# Required work
Please reproduce the data exactly and omit the pictures.

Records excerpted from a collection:
=======

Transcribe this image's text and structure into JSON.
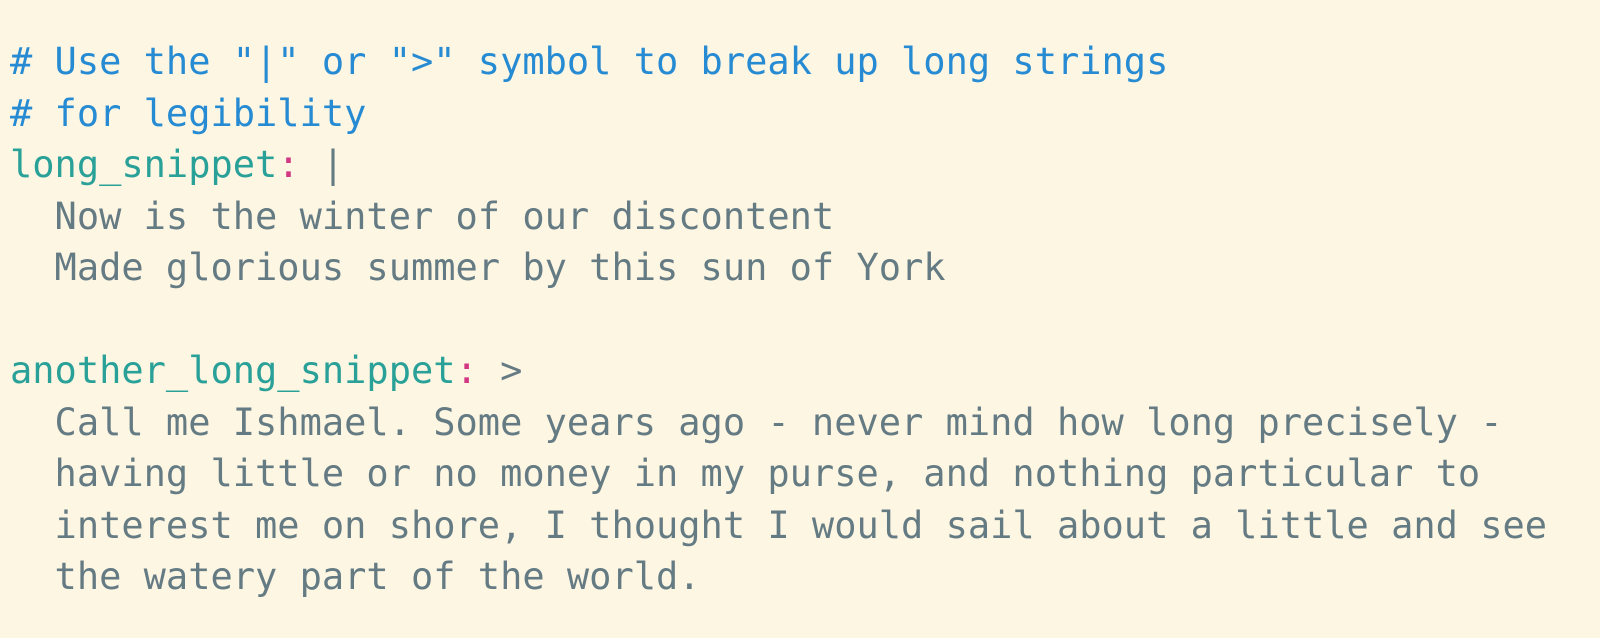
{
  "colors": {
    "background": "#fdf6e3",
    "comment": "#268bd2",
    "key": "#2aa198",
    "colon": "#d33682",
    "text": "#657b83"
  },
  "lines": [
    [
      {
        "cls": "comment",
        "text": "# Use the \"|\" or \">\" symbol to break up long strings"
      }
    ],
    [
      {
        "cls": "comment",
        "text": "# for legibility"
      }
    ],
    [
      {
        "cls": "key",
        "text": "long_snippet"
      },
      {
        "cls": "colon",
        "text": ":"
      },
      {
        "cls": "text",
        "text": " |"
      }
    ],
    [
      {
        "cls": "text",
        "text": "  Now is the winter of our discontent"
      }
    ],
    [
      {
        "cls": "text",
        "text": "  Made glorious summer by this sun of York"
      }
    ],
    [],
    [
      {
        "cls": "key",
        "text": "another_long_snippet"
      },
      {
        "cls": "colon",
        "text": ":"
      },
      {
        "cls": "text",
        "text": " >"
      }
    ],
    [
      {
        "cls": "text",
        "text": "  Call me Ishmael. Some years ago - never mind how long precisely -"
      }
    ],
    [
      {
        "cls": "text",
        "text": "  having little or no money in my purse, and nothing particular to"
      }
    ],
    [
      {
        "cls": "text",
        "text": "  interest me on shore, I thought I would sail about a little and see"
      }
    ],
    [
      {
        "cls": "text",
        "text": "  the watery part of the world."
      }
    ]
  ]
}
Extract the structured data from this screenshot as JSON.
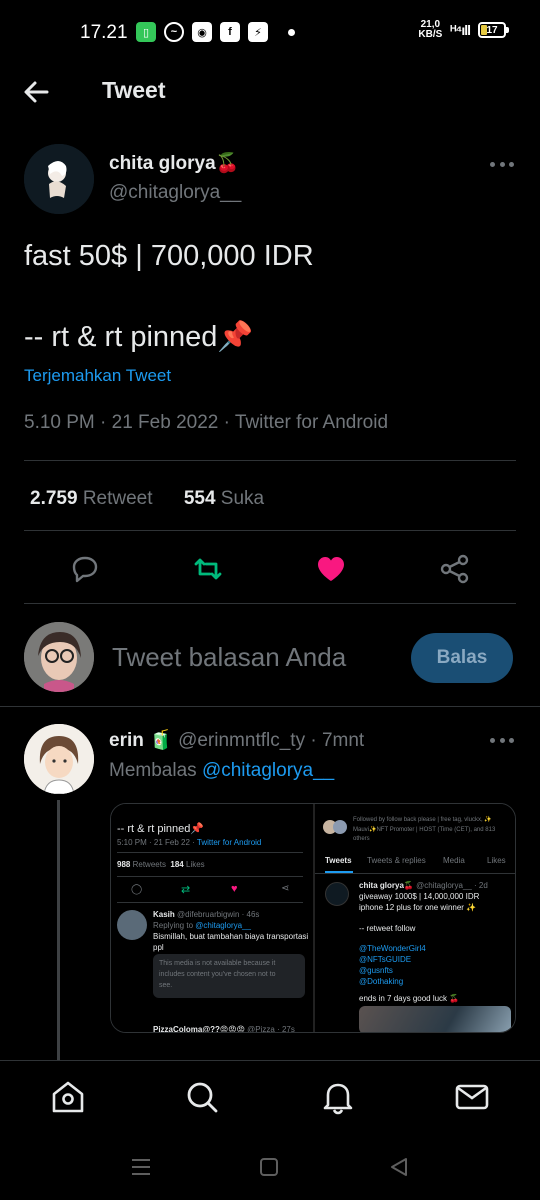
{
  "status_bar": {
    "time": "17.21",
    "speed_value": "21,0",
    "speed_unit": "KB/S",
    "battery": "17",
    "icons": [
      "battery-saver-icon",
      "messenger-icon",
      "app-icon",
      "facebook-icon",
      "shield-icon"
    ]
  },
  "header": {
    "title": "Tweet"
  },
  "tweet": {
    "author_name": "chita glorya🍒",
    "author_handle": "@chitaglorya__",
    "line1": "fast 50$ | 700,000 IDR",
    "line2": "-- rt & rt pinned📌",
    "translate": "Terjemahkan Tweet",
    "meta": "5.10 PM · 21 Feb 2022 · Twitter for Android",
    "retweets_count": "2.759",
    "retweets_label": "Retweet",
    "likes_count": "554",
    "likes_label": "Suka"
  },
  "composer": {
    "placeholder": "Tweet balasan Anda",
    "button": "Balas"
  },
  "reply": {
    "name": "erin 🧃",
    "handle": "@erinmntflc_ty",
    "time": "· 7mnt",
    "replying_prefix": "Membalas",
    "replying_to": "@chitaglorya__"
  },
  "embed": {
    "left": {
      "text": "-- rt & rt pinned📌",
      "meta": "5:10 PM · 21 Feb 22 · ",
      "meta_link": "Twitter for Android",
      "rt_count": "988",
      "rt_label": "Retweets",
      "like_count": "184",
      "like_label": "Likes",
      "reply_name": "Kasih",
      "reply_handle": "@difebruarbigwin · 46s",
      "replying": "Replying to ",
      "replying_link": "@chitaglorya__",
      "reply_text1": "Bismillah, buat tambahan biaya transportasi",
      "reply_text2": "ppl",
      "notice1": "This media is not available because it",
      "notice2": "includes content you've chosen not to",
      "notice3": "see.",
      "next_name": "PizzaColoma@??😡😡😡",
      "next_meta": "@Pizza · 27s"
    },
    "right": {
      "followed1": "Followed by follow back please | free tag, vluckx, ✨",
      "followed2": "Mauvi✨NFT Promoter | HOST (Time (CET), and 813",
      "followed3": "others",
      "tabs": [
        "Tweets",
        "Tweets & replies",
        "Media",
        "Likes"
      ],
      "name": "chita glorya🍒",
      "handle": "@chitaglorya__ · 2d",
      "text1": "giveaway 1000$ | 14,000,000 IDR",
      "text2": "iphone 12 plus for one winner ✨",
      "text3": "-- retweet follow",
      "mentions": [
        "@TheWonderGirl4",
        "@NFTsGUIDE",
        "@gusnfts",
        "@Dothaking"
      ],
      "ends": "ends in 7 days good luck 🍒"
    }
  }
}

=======

# Expected output
Transcribe this image's text and structure into JSON.
{
  "colors": {
    "background": "#fdf6e3",
    "comment": "#268bd2",
    "key": "#2aa198",
    "colon": "#d33682",
    "text": "#657b83"
  },
  "lines": [
    [
      {
        "cls": "comment",
        "text": "# Use the \"|\" or \">\" symbol to break up long strings"
      }
    ],
    [
      {
        "cls": "comment",
        "text": "# for legibility"
      }
    ],
    [
      {
        "cls": "key",
        "text": "long_snippet"
      },
      {
        "cls": "colon",
        "text": ":"
      },
      {
        "cls": "text",
        "text": " |"
      }
    ],
    [
      {
        "cls": "text",
        "text": "  Now is the winter of our discontent"
      }
    ],
    [
      {
        "cls": "text",
        "text": "  Made glorious summer by this sun of York"
      }
    ],
    [],
    [
      {
        "cls": "key",
        "text": "another_long_snippet"
      },
      {
        "cls": "colon",
        "text": ":"
      },
      {
        "cls": "text",
        "text": " >"
      }
    ],
    [
      {
        "cls": "text",
        "text": "  Call me Ishmael. Some years ago - never mind how long precisely -"
      }
    ],
    [
      {
        "cls": "text",
        "text": "  having little or no money in my purse, and nothing particular to"
      }
    ],
    [
      {
        "cls": "text",
        "text": "  interest me on shore, I thought I would sail about a little and see"
      }
    ],
    [
      {
        "cls": "text",
        "text": "  the watery part of the world."
      }
    ]
  ]
}
Extract the structured data from this screenshot as JSON.
{
  "status_bar": {
    "time": "17.21",
    "speed_value": "21,0",
    "speed_unit": "KB/S",
    "battery": "17",
    "icons": [
      "battery-saver-icon",
      "messenger-icon",
      "app-icon",
      "facebook-icon",
      "shield-icon"
    ]
  },
  "header": {
    "title": "Tweet"
  },
  "tweet": {
    "author_name": "chita glorya🍒",
    "author_handle": "@chitaglorya__",
    "line1": "fast 50$ | 700,000 IDR",
    "line2": "-- rt & rt pinned📌",
    "translate": "Terjemahkan Tweet",
    "meta": "5.10 PM · 21 Feb 2022 · Twitter for Android",
    "retweets_count": "2.759",
    "retweets_label": "Retweet",
    "likes_count": "554",
    "likes_label": "Suka"
  },
  "composer": {
    "placeholder": "Tweet balasan Anda",
    "button": "Balas"
  },
  "reply": {
    "name": "erin 🧃",
    "handle": "@erinmntflc_ty",
    "time": "· 7mnt",
    "replying_prefix": "Membalas",
    "replying_to": "@chitaglorya__"
  },
  "embed": {
    "left": {
      "text": "-- rt & rt pinned📌",
      "meta": "5:10 PM · 21 Feb 22 · ",
      "meta_link": "Twitter for Android",
      "rt_count": "988",
      "rt_label": "Retweets",
      "like_count": "184",
      "like_label": "Likes",
      "reply_name": "Kasih",
      "reply_handle": "@difebruarbigwin · 46s",
      "replying": "Replying to ",
      "replying_link": "@chitaglorya__",
      "reply_text1": "Bismillah, buat tambahan biaya transportasi",
      "reply_text2": "ppl",
      "notice1": "This media is not available because it",
      "notice2": "includes content you've chosen not to",
      "notice3": "see.",
      "next_name": "PizzaColoma@??😡😡😡",
      "next_meta": "@Pizza · 27s"
    },
    "right": {
      "followed1": "Followed by follow back please | free tag, vluckx, ✨",
      "followed2": "Mauvi✨NFT Promoter | HOST (Time (CET), and 813",
      "followed3": "others",
      "tabs": [
        "Tweets",
        "Tweets & replies",
        "Media",
        "Likes"
      ],
      "name": "chita glorya🍒",
      "handle": "@chitaglorya__ · 2d",
      "text1": "giveaway 1000$ | 14,000,000 IDR",
      "text2": "iphone 12 plus for one winner ✨",
      "text3": "-- retweet follow",
      "mentions": [
        "@TheWonderGirl4",
        "@NFTsGUIDE",
        "@gusnfts",
        "@Dothaking"
      ],
      "ends": "ends in 7 days good luck 🍒"
    }
  }
}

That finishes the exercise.